This week finally saw the esteemed Raghuram Rajan (previously introduced in this blog) take up his new office as governor at the Reserve Bank of India (RBI), India’s central bank. Very likely few people envied Rajan his new high-profile job, given the recent troubles plaguing India’s currency and balance of payments position.
Capital flows ahead of the U.S. Fed’s expected “tapering,” a current account deficit, government budget deficits and a lack of confidence in the process of economic and financial reforms have all conspired to send the rupee plummeting in recent weeks. The sense of crisis had been growing steadily, with fears about inflation on the back of import cost increases, possible U.S. strikes on Syria pressuring the current account further through oil prices, and a drop in New Delhi’s foreign exchange reserves as the RBI sold dollars to buy rupees. It seemed that a miracle was needed.
Despite his proclamation that there is “no magic wand” for India, markets certainly treated Rajan’s arrival as though he held just that. Both the embattled currency, and its sister the embattled equity market, perked up towards the weekend after Rajan made what was considered a “flying start” in his new post.Enjoying this article? Click here to subscribe for full access. Just $5 a month.
Rajan did indeed hit the ground running (or with a “big bang” as the Financial Times described it), as he unveiled a series of measures on his very first day in the job (read his statement here). Some of the worries facing the banking sector were addressed as he announced the removal of the need to obtain licensing permission for “well-run” banks looking to open further branches. He also unveiled a currency swap plan that will alleviate pressure on the country’s forex reserves. For monetary policy in general, he announced the formation of a panel that will announce recommendations on reform in just three months.

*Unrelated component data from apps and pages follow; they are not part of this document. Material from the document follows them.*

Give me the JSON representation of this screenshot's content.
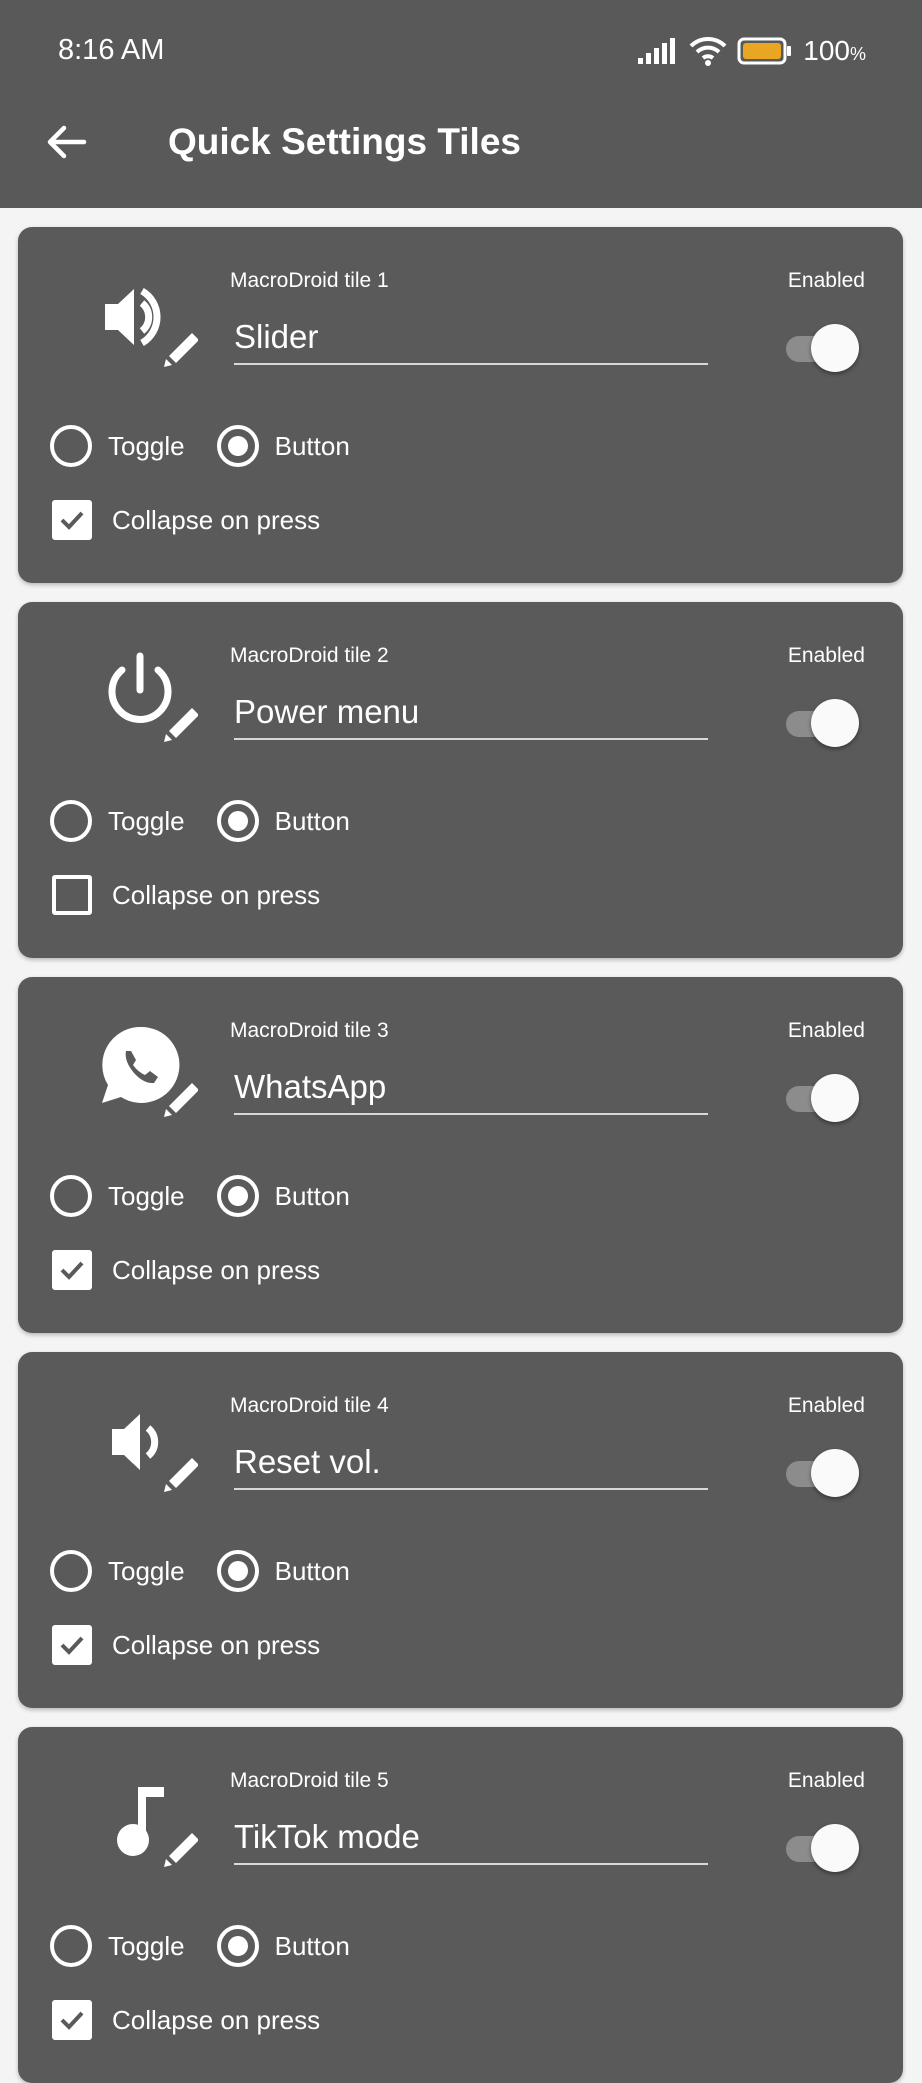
{
  "status_bar": {
    "time": "8:16 AM",
    "battery": "100",
    "battery_unit": "%"
  },
  "app_bar": {
    "title": "Quick Settings Tiles"
  },
  "tiles": [
    {
      "name": "MacroDroid tile 1",
      "label": "Slider",
      "enabled_label": "Enabled",
      "toggle_label": "Toggle",
      "button_label": "Button",
      "collapse_label": "Collapse on press",
      "mode": "button",
      "collapse": true,
      "enabled": true,
      "icon": "volume-up-icon"
    },
    {
      "name": "MacroDroid tile 2",
      "label": "Power menu",
      "enabled_label": "Enabled",
      "toggle_label": "Toggle",
      "button_label": "Button",
      "collapse_label": "Collapse on press",
      "mode": "button",
      "collapse": false,
      "enabled": true,
      "icon": "power-icon"
    },
    {
      "name": "MacroDroid tile 3",
      "label": "WhatsApp",
      "enabled_label": "Enabled",
      "toggle_label": "Toggle",
      "button_label": "Button",
      "collapse_label": "Collapse on press",
      "mode": "button",
      "collapse": true,
      "enabled": true,
      "icon": "whatsapp-icon"
    },
    {
      "name": "MacroDroid tile 4",
      "label": "Reset vol.",
      "enabled_label": "Enabled",
      "toggle_label": "Toggle",
      "button_label": "Button",
      "collapse_label": "Collapse on press",
      "mode": "button",
      "collapse": true,
      "enabled": true,
      "icon": "volume-down-icon"
    },
    {
      "name": "MacroDroid tile 5",
      "label": "TikTok mode",
      "enabled_label": "Enabled",
      "toggle_label": "Toggle",
      "button_label": "Button",
      "collapse_label": "Collapse on press",
      "mode": "button",
      "collapse": true,
      "enabled": true,
      "icon": "music-note-icon"
    }
  ],
  "colors": {
    "app_bar": "#595959",
    "card": "#5a5a5a",
    "background": "#f4f4f4",
    "battery": "#e8a623"
  }
}
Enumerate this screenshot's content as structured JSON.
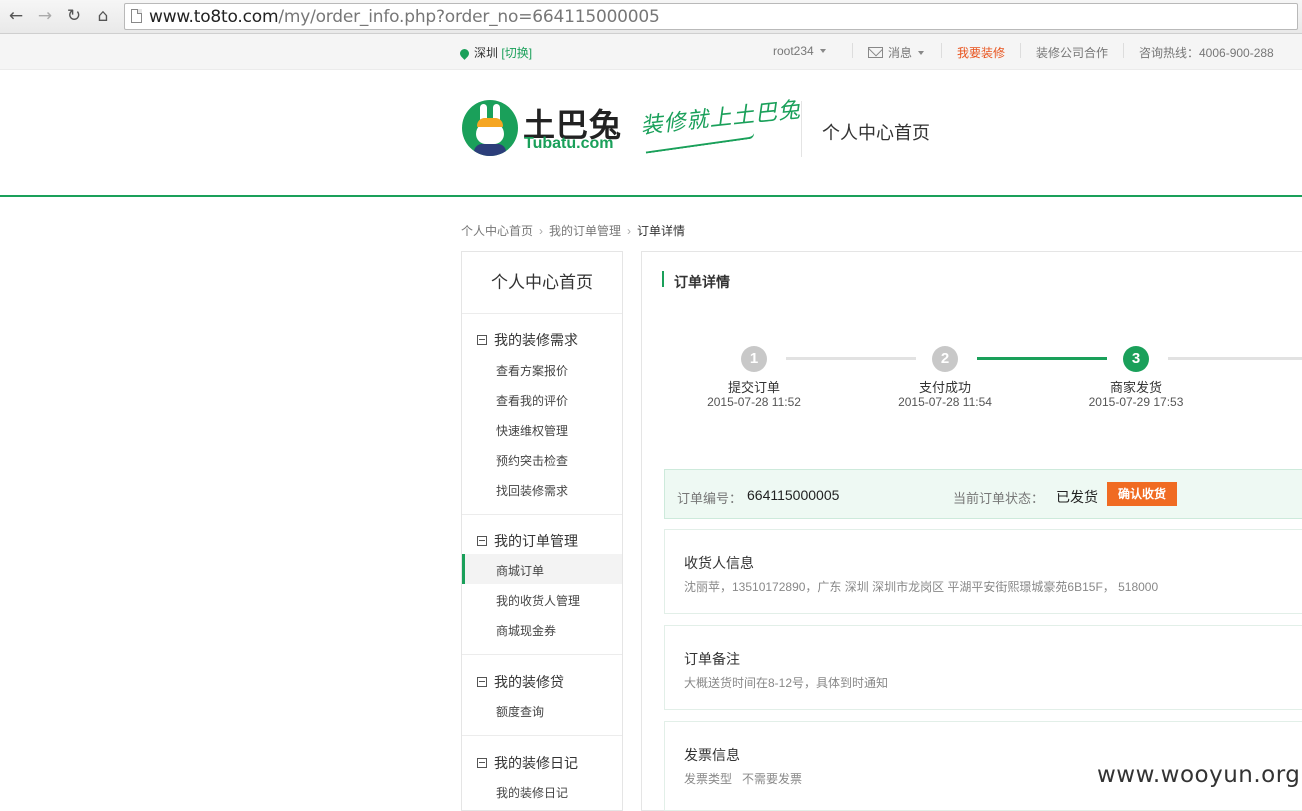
{
  "browser": {
    "url_host": "www.to8to.com",
    "url_path": "/my/order_info.php?order_no=664115000005"
  },
  "topbar": {
    "city": "深圳",
    "switch_label": "[切换]",
    "user": "root234",
    "messages": "消息",
    "renovate": "我要装修",
    "cooperate": "装修公司合作",
    "hotline": "咨询热线：4006-900-288"
  },
  "header": {
    "brand_cn": "土巴兔",
    "brand_en": "Tubatu.com",
    "slogan": "装修就上土巴兔",
    "title": "个人中心首页"
  },
  "breadcrumb": [
    "个人中心首页",
    "我的订单管理",
    "订单详情"
  ],
  "sidebar": {
    "title": "个人中心首页",
    "groups": [
      {
        "title": "我的装修需求",
        "items": [
          "查看方案报价",
          "查看我的评价",
          "快速维权管理",
          "预约突击检查",
          "找回装修需求"
        ]
      },
      {
        "title": "我的订单管理",
        "items": [
          "商城订单",
          "我的收货人管理",
          "商城现金券"
        ]
      },
      {
        "title": "我的装修贷",
        "items": [
          "额度查询"
        ]
      },
      {
        "title": "我的装修日记",
        "items": [
          "我的装修日记"
        ]
      }
    ],
    "active_item": "商城订单"
  },
  "main": {
    "title": "订单详情",
    "steps": [
      {
        "num": "1",
        "label": "提交订单",
        "time": "2015-07-28 11:52",
        "state": "done"
      },
      {
        "num": "2",
        "label": "支付成功",
        "time": "2015-07-28 11:54",
        "state": "done"
      },
      {
        "num": "3",
        "label": "商家发货",
        "time": "2015-07-29 17:53",
        "state": "current"
      }
    ],
    "order_no_label": "订单编号：",
    "order_no": "664115000005",
    "state_label": "当前订单状态：",
    "state": "已发货",
    "confirm_button": "确认收货",
    "receiver": {
      "title": "收货人信息",
      "text": "沈丽苹，13510172890，广东 深圳 深圳市龙岗区 平湖平安街熙璟城豪苑6B15F， 518000"
    },
    "remark": {
      "title": "订单备注",
      "text": "大概送货时间在8-12号，具体到时通知"
    },
    "invoice": {
      "title": "发票信息",
      "type_label": "发票类型",
      "type_value": "不需要发票"
    }
  },
  "watermark": "www.wooyun.org",
  "colors": {
    "brand_green": "#1aa05a",
    "accent_orange": "#f06b22",
    "step_gray": "#c8c8c8"
  }
}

With other changes including an easing of certain rules for foreigners wishing to invest in Indian equities, and further banking regulation changes that will provide a boost to the country’s financial sector, it seems that there may be brighter days ahead for India. Rajan has done a pretty good job of convincing the markets that he won’t have to crush the economy to save the currency.
A word of caution is probably in order, however. Even if the rupee’s recent falls were somewhat overdone, India’s central bank does not have the ability to influence the entire economy by itself, no matter how much love the markets show Rajan. The near euphoria that surrounded the central banker’s first days on the job should be considered in light of the other serious problems that confront the gigantic nation: a looming budget deficit, a lack of movement on other reforms outside the RBI’s brief, and elections on the horizon.
There may be further volatility in the currency, even if a “bounce” gains momentum in the near term. Encouragingly, Rajan is keenly aware that there are tougher weeks ahead, noting in his own modern style that “The Governorship of the Central Bank is not meant to win one votes or Facebook ‘likes.’” Rajan will need all the skills and wisdom for which he is renowned if he is to successfully navigate India out of those troubles he has the authority to handle.